• [Data to process]:
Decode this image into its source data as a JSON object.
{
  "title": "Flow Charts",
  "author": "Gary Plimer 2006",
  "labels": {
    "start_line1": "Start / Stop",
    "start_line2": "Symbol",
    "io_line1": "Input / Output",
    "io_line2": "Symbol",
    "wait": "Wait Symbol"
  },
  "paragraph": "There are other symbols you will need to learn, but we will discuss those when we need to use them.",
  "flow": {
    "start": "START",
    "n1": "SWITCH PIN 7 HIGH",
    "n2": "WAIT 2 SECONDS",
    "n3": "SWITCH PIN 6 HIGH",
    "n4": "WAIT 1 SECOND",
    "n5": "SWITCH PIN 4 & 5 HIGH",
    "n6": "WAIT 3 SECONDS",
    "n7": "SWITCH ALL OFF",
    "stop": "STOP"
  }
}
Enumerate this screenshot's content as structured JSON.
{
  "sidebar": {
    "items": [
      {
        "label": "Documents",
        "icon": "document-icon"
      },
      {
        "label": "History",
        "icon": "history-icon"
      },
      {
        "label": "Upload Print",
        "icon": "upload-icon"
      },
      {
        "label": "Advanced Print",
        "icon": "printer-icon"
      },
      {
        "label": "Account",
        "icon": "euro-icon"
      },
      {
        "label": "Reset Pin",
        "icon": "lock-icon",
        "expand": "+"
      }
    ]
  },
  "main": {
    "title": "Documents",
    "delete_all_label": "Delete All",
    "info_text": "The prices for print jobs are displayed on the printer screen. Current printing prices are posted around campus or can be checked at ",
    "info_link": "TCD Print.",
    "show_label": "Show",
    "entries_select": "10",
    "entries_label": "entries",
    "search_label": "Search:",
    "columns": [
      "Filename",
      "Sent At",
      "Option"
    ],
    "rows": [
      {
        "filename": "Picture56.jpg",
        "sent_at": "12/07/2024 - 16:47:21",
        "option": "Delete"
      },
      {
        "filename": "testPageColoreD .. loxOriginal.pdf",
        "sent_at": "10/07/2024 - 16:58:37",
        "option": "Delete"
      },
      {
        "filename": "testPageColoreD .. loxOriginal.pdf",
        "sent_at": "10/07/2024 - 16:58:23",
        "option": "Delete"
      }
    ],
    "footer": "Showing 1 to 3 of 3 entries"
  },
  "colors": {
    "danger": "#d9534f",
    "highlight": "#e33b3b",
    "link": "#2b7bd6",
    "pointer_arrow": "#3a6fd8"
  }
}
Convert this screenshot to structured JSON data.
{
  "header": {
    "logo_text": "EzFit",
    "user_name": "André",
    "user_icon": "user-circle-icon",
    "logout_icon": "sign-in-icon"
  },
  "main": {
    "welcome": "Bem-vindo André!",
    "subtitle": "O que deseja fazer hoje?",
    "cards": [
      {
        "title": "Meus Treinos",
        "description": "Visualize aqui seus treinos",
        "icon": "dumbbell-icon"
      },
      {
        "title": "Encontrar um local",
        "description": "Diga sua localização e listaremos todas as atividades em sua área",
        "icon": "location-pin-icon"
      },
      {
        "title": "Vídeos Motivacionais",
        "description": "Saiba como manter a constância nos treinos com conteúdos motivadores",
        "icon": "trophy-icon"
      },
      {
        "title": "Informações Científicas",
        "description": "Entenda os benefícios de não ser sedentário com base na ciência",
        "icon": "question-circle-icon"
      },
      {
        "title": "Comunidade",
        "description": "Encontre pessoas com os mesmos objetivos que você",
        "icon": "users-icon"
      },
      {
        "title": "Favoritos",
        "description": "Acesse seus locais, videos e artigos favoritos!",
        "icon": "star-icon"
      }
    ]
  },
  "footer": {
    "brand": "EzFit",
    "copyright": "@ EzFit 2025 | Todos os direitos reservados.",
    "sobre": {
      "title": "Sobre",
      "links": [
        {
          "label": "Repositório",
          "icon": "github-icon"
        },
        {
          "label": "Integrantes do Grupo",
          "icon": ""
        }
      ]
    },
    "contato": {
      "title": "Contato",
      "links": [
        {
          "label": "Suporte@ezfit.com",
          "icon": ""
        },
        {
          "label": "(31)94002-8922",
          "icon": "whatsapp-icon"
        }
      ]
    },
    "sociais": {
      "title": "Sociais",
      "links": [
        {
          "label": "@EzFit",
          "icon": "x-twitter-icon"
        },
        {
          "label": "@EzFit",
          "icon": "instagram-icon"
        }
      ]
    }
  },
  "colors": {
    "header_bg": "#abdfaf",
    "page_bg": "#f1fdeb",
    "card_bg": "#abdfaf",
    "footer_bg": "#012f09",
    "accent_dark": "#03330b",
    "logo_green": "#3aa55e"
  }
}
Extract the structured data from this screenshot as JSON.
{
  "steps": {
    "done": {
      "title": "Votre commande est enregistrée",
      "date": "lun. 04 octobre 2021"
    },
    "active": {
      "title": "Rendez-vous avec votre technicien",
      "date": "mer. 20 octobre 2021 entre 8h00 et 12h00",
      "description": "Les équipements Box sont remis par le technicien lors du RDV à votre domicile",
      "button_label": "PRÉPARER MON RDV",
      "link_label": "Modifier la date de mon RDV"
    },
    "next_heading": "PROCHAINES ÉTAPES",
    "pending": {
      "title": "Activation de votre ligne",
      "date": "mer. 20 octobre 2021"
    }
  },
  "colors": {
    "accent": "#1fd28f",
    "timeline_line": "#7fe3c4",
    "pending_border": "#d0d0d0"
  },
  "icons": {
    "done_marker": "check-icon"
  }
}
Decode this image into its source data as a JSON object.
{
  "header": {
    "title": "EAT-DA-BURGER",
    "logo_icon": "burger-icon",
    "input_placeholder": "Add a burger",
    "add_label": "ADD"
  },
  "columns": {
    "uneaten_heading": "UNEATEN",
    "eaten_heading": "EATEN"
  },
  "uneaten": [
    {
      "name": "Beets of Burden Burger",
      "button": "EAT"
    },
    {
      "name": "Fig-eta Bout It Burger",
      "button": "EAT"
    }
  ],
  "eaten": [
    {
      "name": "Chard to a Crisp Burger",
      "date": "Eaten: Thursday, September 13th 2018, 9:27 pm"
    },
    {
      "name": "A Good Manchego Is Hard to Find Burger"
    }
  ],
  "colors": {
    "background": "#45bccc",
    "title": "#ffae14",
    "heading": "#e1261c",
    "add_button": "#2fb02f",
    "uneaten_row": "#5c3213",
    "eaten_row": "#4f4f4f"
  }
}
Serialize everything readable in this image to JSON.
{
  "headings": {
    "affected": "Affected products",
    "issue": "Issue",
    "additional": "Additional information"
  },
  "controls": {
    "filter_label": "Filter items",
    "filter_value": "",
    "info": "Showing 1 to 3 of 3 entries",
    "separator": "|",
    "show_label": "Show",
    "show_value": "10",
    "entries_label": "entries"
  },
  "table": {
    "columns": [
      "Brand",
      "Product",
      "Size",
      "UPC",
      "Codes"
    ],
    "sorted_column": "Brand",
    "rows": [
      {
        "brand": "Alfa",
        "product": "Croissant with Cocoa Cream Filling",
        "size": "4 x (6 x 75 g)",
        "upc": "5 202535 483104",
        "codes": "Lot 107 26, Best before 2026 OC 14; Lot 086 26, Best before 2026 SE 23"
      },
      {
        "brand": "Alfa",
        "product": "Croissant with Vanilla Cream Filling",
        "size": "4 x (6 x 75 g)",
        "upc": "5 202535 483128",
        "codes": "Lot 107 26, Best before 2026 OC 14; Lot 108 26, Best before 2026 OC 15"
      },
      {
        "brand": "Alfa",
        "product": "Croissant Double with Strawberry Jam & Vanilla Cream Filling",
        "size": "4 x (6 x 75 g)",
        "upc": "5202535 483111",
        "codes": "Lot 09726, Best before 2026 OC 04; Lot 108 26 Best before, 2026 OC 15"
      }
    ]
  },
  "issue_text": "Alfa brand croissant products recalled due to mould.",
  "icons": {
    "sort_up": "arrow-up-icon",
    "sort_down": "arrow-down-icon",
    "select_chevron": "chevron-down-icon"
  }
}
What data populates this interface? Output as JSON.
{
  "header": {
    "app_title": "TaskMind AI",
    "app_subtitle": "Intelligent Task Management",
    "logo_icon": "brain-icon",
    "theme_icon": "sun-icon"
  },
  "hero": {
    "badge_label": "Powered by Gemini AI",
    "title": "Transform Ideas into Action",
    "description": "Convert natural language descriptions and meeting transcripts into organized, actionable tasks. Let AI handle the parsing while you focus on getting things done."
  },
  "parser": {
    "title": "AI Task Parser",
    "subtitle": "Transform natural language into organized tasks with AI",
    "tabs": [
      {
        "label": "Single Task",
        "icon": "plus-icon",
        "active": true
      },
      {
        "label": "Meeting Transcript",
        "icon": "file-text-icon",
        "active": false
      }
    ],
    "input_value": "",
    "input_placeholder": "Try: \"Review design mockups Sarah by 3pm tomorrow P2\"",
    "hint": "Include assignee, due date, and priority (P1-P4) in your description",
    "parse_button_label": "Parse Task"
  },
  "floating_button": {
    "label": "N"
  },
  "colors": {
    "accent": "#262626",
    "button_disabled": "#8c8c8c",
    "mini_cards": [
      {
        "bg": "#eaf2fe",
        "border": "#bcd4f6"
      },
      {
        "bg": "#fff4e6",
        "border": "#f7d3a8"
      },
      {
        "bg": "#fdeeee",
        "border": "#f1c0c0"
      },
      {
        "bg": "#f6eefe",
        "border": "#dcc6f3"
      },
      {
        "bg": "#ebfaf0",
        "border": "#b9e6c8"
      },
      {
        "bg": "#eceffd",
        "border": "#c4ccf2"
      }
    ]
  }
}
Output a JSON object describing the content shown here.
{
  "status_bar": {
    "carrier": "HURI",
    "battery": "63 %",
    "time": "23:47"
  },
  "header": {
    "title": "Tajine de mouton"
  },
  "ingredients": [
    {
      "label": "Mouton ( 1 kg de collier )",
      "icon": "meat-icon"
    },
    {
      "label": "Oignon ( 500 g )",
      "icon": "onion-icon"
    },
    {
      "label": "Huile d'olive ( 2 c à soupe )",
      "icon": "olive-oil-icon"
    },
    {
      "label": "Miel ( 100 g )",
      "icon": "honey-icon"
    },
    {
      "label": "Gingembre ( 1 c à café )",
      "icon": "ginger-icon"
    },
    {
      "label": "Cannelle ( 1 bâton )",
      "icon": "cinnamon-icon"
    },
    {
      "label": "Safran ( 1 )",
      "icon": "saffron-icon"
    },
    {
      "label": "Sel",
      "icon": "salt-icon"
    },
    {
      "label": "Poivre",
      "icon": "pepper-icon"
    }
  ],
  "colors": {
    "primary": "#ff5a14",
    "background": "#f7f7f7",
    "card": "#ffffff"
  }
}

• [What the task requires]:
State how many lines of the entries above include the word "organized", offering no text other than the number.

• [Response area]:
2